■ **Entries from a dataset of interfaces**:

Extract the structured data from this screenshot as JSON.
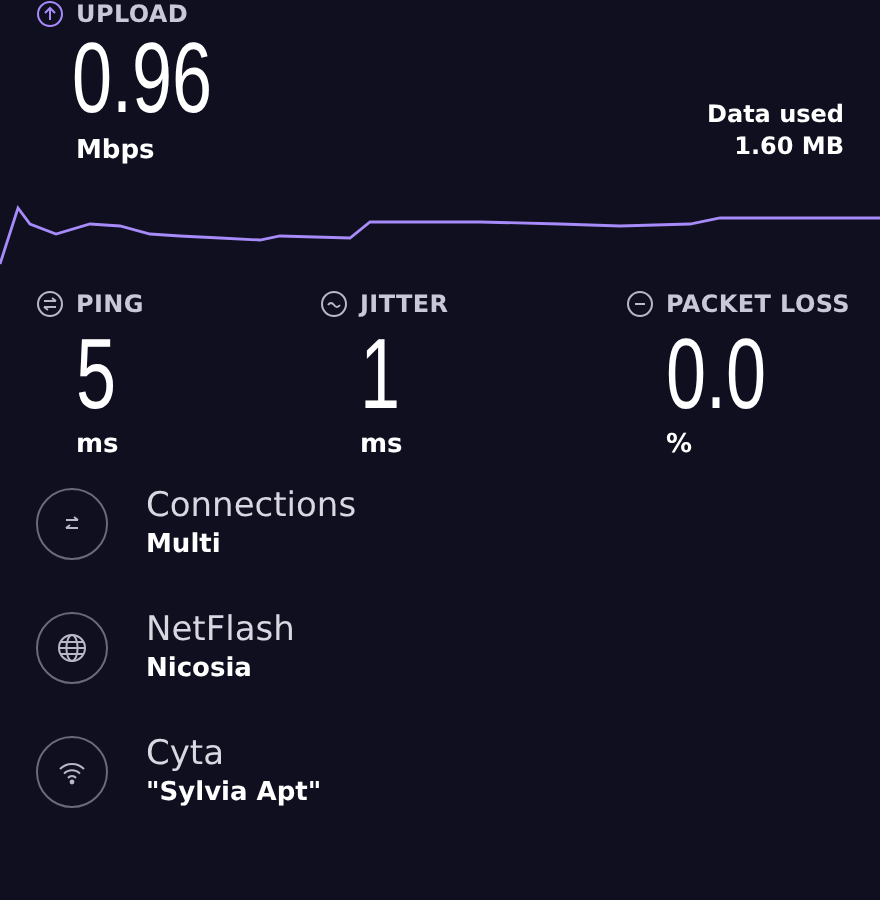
{
  "upload": {
    "label": "UPLOAD",
    "value": "0.96",
    "unit": "Mbps"
  },
  "data_used": {
    "label": "Data used",
    "value": "1.60 MB"
  },
  "stats": [
    {
      "kind": "ping",
      "label": "PING",
      "value": "5",
      "unit": "ms"
    },
    {
      "kind": "jitter",
      "label": "JITTER",
      "value": "1",
      "unit": "ms"
    },
    {
      "kind": "loss",
      "label": "PACKET LOSS",
      "value": "0.0",
      "unit": "%"
    }
  ],
  "details": [
    {
      "kind": "connections",
      "title": "Connections",
      "subtitle": "Multi"
    },
    {
      "kind": "server",
      "title": "NetFlash",
      "subtitle": "Nicosia"
    },
    {
      "kind": "wifi",
      "title": "Cyta",
      "subtitle": "\"Sylvia Apt\""
    }
  ]
}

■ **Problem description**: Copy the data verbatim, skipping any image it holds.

■ **Exercise solution**:
Extract the structured data from this screenshot as JSON.
{
  "upload": {
    "label": "UPLOAD",
    "value": "0.96",
    "unit": "Mbps"
  },
  "data_used": {
    "label": "Data used",
    "value": "1.60 MB"
  },
  "stats": [
    {
      "kind": "ping",
      "label": "PING",
      "value": "5",
      "unit": "ms"
    },
    {
      "kind": "jitter",
      "label": "JITTER",
      "value": "1",
      "unit": "ms"
    },
    {
      "kind": "loss",
      "label": "PACKET LOSS",
      "value": "0.0",
      "unit": "%"
    }
  ],
  "details": [
    {
      "kind": "connections",
      "title": "Connections",
      "subtitle": "Multi"
    },
    {
      "kind": "server",
      "title": "NetFlash",
      "subtitle": "Nicosia"
    },
    {
      "kind": "wifi",
      "title": "Cyta",
      "subtitle": "\"Sylvia Apt\""
    }
  ]
}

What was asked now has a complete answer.